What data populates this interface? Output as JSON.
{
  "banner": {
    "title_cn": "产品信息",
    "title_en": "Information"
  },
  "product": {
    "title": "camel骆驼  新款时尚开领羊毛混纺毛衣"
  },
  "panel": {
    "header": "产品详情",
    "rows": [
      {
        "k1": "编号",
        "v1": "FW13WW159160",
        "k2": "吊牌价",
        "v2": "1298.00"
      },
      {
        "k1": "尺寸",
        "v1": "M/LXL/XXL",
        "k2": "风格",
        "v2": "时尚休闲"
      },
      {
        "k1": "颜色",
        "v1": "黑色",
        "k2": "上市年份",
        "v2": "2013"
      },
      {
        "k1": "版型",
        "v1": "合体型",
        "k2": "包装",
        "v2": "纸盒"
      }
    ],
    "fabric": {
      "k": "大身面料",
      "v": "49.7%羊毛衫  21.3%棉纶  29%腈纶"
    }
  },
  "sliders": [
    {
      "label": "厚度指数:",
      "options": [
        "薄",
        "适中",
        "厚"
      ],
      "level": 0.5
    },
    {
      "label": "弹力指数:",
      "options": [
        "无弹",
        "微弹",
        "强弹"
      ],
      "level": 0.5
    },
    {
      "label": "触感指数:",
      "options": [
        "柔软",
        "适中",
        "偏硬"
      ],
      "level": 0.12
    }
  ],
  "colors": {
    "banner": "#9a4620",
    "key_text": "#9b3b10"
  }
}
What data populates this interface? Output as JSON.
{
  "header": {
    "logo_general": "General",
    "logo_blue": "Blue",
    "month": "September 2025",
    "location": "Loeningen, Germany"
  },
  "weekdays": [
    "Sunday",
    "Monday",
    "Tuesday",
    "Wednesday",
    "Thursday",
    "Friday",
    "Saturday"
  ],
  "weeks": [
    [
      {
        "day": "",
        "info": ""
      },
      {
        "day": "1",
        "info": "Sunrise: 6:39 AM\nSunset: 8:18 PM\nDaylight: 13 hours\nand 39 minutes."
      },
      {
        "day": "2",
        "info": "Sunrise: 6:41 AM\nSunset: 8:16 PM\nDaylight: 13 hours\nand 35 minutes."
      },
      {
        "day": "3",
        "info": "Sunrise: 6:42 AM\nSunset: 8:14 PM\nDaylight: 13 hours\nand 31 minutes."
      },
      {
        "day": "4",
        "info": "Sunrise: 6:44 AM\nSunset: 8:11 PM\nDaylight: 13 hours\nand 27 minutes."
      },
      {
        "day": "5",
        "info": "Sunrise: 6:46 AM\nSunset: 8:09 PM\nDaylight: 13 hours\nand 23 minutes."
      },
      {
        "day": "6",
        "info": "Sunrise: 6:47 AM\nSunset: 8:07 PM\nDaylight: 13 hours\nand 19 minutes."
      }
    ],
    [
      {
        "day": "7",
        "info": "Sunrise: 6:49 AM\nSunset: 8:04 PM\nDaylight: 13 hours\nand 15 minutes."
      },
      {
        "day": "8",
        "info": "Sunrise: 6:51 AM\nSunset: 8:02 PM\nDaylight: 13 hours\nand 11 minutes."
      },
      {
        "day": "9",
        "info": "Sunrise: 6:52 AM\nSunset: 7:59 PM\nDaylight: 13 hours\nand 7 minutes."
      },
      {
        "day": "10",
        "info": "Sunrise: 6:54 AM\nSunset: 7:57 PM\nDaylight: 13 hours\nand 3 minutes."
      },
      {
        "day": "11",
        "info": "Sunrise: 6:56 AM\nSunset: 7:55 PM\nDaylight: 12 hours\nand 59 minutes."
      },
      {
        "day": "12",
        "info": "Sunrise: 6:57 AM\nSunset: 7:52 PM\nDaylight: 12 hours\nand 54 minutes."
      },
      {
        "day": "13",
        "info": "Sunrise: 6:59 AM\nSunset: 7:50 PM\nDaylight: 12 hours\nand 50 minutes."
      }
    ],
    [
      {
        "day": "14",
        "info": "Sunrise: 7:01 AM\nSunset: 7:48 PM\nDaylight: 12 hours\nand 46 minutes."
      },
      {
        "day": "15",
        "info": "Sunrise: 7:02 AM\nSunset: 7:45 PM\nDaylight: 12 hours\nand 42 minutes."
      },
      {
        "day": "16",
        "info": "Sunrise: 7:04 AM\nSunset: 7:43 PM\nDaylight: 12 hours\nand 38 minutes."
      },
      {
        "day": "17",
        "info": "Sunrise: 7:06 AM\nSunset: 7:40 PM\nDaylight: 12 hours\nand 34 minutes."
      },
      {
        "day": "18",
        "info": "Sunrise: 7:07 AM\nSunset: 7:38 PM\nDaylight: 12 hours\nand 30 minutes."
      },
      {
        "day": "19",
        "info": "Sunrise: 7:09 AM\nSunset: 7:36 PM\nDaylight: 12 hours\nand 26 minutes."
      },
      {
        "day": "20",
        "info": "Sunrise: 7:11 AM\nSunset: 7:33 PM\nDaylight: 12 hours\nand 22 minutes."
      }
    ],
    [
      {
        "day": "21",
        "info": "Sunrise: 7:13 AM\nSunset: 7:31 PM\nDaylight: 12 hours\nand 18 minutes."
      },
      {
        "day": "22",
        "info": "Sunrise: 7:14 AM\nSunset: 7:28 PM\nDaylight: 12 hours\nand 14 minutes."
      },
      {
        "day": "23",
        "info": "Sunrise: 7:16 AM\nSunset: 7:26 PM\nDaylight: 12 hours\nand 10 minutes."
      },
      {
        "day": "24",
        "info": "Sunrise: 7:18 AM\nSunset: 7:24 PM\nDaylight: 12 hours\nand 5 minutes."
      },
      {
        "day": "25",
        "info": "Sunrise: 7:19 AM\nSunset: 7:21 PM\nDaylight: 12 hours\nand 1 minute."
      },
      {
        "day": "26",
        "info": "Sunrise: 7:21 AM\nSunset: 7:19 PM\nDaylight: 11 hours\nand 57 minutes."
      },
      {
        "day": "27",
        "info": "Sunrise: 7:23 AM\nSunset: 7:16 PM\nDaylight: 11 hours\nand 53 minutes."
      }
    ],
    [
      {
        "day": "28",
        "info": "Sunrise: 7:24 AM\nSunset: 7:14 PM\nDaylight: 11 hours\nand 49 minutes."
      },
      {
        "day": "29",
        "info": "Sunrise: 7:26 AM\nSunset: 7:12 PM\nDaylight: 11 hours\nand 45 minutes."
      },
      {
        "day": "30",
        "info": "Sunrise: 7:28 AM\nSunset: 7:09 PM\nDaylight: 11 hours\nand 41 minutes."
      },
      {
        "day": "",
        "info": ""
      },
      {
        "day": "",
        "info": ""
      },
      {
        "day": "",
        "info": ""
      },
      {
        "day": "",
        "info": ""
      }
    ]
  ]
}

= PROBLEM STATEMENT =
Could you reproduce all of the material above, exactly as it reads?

= OUTPUT =
What data populates this interface? Output as JSON.
{
  "banner": {
    "title_cn": "产品信息",
    "title_en": "Information"
  },
  "product": {
    "title": "camel骆驼  新款时尚开领羊毛混纺毛衣"
  },
  "panel": {
    "header": "产品详情",
    "rows": [
      {
        "k1": "编号",
        "v1": "FW13WW159160",
        "k2": "吊牌价",
        "v2": "1298.00"
      },
      {
        "k1": "尺寸",
        "v1": "M/LXL/XXL",
        "k2": "风格",
        "v2": "时尚休闲"
      },
      {
        "k1": "颜色",
        "v1": "黑色",
        "k2": "上市年份",
        "v2": "2013"
      },
      {
        "k1": "版型",
        "v1": "合体型",
        "k2": "包装",
        "v2": "纸盒"
      }
    ],
    "fabric": {
      "k": "大身面料",
      "v": "49.7%羊毛衫  21.3%棉纶  29%腈纶"
    }
  },
  "sliders": [
    {
      "label": "厚度指数:",
      "options": [
        "薄",
        "适中",
        "厚"
      ],
      "level": 0.5
    },
    {
      "label": "弹力指数:",
      "options": [
        "无弹",
        "微弹",
        "强弹"
      ],
      "level": 0.5
    },
    {
      "label": "触感指数:",
      "options": [
        "柔软",
        "适中",
        "偏硬"
      ],
      "level": 0.12
    }
  ],
  "colors": {
    "banner": "#9a4620",
    "key_text": "#9b3b10"
  }
}
What data populates this interface? Output as JSON.
{
  "header": {
    "logo_general": "General",
    "logo_blue": "Blue",
    "month": "September 2025",
    "location": "Loeningen, Germany"
  },
  "weekdays": [
    "Sunday",
    "Monday",
    "Tuesday",
    "Wednesday",
    "Thursday",
    "Friday",
    "Saturday"
  ],
  "weeks": [
    [
      {
        "day": "",
        "info": ""
      },
      {
        "day": "1",
        "info": "Sunrise: 6:39 AM\nSunset: 8:18 PM\nDaylight: 13 hours\nand 39 minutes."
      },
      {
        "day": "2",
        "info": "Sunrise: 6:41 AM\nSunset: 8:16 PM\nDaylight: 13 hours\nand 35 minutes."
      },
      {
        "day": "3",
        "info": "Sunrise: 6:42 AM\nSunset: 8:14 PM\nDaylight: 13 hours\nand 31 minutes."
      },
      {
        "day": "4",
        "info": "Sunrise: 6:44 AM\nSunset: 8:11 PM\nDaylight: 13 hours\nand 27 minutes."
      },
      {
        "day": "5",
        "info": "Sunrise: 6:46 AM\nSunset: 8:09 PM\nDaylight: 13 hours\nand 23 minutes."
      },
      {
        "day": "6",
        "info": "Sunrise: 6:47 AM\nSunset: 8:07 PM\nDaylight: 13 hours\nand 19 minutes."
      }
    ],
    [
      {
        "day": "7",
        "info": "Sunrise: 6:49 AM\nSunset: 8:04 PM\nDaylight: 13 hours\nand 15 minutes."
      },
      {
        "day": "8",
        "info": "Sunrise: 6:51 AM\nSunset: 8:02 PM\nDaylight: 13 hours\nand 11 minutes."
      },
      {
        "day": "9",
        "info": "Sunrise: 6:52 AM\nSunset: 7:59 PM\nDaylight: 13 hours\nand 7 minutes."
      },
      {
        "day": "10",
        "info": "Sunrise: 6:54 AM\nSunset: 7:57 PM\nDaylight: 13 hours\nand 3 minutes."
      },
      {
        "day": "11",
        "info": "Sunrise: 6:56 AM\nSunset: 7:55 PM\nDaylight: 12 hours\nand 59 minutes."
      },
      {
        "day": "12",
        "info": "Sunrise: 6:57 AM\nSunset: 7:52 PM\nDaylight: 12 hours\nand 54 minutes."
      },
      {
        "day": "13",
        "info": "Sunrise: 6:59 AM\nSunset: 7:50 PM\nDaylight: 12 hours\nand 50 minutes."
      }
    ],
    [
      {
        "day": "14",
        "info": "Sunrise: 7:01 AM\nSunset: 7:48 PM\nDaylight: 12 hours\nand 46 minutes."
      },
      {
        "day": "15",
        "info": "Sunrise: 7:02 AM\nSunset: 7:45 PM\nDaylight: 12 hours\nand 42 minutes."
      },
      {
        "day": "16",
        "info": "Sunrise: 7:04 AM\nSunset: 7:43 PM\nDaylight: 12 hours\nand 38 minutes."
      },
      {
        "day": "17",
        "info": "Sunrise: 7:06 AM\nSunset: 7:40 PM\nDaylight: 12 hours\nand 34 minutes."
      },
      {
        "day": "18",
        "info": "Sunrise: 7:07 AM\nSunset: 7:38 PM\nDaylight: 12 hours\nand 30 minutes."
      },
      {
        "day": "19",
        "info": "Sunrise: 7:09 AM\nSunset: 7:36 PM\nDaylight: 12 hours\nand 26 minutes."
      },
      {
        "day": "20",
        "info": "Sunrise: 7:11 AM\nSunset: 7:33 PM\nDaylight: 12 hours\nand 22 minutes."
      }
    ],
    [
      {
        "day": "21",
        "info": "Sunrise: 7:13 AM\nSunset: 7:31 PM\nDaylight: 12 hours\nand 18 minutes."
      },
      {
        "day": "22",
        "info": "Sunrise: 7:14 AM\nSunset: 7:28 PM\nDaylight: 12 hours\nand 14 minutes."
      },
      {
        "day": "23",
        "info": "Sunrise: 7:16 AM\nSunset: 7:26 PM\nDaylight: 12 hours\nand 10 minutes."
      },
      {
        "day": "24",
        "info": "Sunrise: 7:18 AM\nSunset: 7:24 PM\nDaylight: 12 hours\nand 5 minutes."
      },
      {
        "day": "25",
        "info": "Sunrise: 7:19 AM\nSunset: 7:21 PM\nDaylight: 12 hours\nand 1 minute."
      },
      {
        "day": "26",
        "info": "Sunrise: 7:21 AM\nSunset: 7:19 PM\nDaylight: 11 hours\nand 57 minutes."
      },
      {
        "day": "27",
        "info": "Sunrise: 7:23 AM\nSunset: 7:16 PM\nDaylight: 11 hours\nand 53 minutes."
      }
    ],
    [
      {
        "day": "28",
        "info": "Sunrise: 7:24 AM\nSunset: 7:14 PM\nDaylight: 11 hours\nand 49 minutes."
      },
      {
        "day": "29",
        "info": "Sunrise: 7:26 AM\nSunset: 7:12 PM\nDaylight: 11 hours\nand 45 minutes."
      },
      {
        "day": "30",
        "info": "Sunrise: 7:28 AM\nSunset: 7:09 PM\nDaylight: 11 hours\nand 41 minutes."
      },
      {
        "day": "",
        "info": ""
      },
      {
        "day": "",
        "info": ""
      },
      {
        "day": "",
        "info": ""
      },
      {
        "day": "",
        "info": ""
      }
    ]
  ]
}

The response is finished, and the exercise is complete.